"""
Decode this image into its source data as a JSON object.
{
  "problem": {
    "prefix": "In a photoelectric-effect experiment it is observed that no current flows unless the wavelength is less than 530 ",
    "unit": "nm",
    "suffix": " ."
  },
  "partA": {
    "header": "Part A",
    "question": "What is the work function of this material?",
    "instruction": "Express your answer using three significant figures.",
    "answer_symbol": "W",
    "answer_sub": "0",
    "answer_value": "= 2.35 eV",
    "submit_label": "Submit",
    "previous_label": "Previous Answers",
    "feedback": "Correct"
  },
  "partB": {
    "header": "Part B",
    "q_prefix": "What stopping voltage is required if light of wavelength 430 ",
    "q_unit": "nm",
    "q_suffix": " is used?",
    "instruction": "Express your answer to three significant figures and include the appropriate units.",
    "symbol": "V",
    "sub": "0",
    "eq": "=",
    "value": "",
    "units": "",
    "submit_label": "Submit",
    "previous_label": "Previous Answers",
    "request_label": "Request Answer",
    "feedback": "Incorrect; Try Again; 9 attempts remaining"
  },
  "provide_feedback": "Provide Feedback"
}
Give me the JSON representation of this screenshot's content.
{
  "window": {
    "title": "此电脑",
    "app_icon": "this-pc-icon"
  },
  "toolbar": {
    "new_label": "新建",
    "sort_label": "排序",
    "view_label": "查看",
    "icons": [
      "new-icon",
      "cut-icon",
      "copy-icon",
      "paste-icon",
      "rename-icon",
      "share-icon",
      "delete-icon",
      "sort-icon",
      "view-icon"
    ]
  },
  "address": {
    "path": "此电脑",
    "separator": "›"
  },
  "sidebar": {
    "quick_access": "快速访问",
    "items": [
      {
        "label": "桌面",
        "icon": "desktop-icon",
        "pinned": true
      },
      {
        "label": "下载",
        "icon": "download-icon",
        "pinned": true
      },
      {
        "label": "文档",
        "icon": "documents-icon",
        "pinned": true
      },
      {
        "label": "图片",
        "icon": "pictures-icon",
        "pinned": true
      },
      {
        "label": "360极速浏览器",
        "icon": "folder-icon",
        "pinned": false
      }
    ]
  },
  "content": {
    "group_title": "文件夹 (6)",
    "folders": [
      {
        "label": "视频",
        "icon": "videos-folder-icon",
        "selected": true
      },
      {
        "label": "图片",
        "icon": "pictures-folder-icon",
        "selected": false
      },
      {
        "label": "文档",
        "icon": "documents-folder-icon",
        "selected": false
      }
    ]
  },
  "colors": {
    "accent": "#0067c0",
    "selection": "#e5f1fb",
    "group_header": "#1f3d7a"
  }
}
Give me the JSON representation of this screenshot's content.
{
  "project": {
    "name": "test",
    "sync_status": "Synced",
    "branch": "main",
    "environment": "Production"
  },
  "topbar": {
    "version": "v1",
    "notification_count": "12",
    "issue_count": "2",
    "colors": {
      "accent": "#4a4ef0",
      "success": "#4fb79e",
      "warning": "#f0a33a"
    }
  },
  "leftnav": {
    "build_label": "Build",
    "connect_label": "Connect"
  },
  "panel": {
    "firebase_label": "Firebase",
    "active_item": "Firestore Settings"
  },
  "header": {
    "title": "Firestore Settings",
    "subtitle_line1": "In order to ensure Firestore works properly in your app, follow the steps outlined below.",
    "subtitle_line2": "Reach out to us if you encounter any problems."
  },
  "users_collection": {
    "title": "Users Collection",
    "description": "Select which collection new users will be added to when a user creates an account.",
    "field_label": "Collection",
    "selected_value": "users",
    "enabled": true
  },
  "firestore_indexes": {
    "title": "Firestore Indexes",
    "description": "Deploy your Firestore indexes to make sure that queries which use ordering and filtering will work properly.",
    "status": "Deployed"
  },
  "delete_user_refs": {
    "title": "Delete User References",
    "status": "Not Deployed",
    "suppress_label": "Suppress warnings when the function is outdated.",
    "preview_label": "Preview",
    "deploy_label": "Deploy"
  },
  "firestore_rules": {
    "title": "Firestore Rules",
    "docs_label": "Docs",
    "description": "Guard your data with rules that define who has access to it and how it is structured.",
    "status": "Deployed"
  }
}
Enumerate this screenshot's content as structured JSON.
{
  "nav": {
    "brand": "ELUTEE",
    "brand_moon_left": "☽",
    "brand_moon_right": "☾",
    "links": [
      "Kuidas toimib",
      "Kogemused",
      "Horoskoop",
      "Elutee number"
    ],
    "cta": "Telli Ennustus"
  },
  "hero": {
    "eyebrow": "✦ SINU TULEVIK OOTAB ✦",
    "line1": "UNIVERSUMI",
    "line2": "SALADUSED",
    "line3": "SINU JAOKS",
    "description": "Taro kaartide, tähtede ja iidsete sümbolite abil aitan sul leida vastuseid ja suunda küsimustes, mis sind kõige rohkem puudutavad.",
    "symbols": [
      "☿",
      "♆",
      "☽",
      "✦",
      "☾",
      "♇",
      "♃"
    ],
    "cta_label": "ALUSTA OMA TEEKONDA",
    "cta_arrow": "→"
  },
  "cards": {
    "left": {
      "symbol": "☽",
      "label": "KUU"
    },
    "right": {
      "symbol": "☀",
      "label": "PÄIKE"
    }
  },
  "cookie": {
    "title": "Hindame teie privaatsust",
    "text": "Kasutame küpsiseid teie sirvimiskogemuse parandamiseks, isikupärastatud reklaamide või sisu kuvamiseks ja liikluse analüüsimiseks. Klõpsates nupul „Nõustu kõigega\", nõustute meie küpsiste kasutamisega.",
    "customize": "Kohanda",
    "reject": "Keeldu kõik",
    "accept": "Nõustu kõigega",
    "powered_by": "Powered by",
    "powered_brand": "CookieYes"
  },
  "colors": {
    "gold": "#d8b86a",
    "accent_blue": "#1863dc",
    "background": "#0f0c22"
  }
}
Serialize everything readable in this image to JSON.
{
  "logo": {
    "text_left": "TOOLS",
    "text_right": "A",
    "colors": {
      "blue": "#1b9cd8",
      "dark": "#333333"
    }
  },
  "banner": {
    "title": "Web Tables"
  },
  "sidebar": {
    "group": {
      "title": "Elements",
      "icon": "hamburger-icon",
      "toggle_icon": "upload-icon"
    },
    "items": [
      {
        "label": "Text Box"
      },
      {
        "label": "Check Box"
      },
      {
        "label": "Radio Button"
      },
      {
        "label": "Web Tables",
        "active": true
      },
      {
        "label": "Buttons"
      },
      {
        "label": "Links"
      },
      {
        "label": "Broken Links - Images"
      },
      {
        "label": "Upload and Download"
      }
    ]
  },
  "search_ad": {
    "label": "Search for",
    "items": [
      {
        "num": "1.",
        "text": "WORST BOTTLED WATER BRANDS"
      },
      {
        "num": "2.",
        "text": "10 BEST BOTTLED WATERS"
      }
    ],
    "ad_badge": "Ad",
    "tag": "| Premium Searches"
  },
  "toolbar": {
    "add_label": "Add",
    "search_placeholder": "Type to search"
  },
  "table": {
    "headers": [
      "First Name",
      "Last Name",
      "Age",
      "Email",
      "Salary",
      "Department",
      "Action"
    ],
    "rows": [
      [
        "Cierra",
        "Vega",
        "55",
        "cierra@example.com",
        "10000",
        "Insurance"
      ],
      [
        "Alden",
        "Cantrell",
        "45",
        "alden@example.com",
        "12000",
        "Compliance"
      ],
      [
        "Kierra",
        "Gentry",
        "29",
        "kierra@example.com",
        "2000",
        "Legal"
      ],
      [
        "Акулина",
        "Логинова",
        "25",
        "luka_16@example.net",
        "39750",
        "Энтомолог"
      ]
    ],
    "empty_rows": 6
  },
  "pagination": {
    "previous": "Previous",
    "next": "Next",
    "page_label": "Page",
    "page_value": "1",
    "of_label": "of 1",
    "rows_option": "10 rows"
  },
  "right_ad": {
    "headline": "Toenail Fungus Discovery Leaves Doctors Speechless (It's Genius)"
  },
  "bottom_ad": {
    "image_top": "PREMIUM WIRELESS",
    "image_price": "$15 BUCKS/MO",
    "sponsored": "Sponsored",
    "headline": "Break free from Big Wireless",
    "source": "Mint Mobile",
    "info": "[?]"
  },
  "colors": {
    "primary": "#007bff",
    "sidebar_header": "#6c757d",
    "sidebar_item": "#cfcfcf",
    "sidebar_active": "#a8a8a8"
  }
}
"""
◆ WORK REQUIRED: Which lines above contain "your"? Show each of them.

◆ ANSWER FOR THE TASK:
    "instruction": "Express your answer using three significant figures.",
    "instruction": "Express your answer to three significant figures and include the appropriate units.",
    "subtitle_line1": "In order to ensure Firestore works properly in your app, follow the steps outlined below.",
    "description": "Deploy your Firestore indexes to make sure that queries which use ordering and filtering will work properly.",
    "description": "Guard your data with rules that define who has access to it and how it is structured.",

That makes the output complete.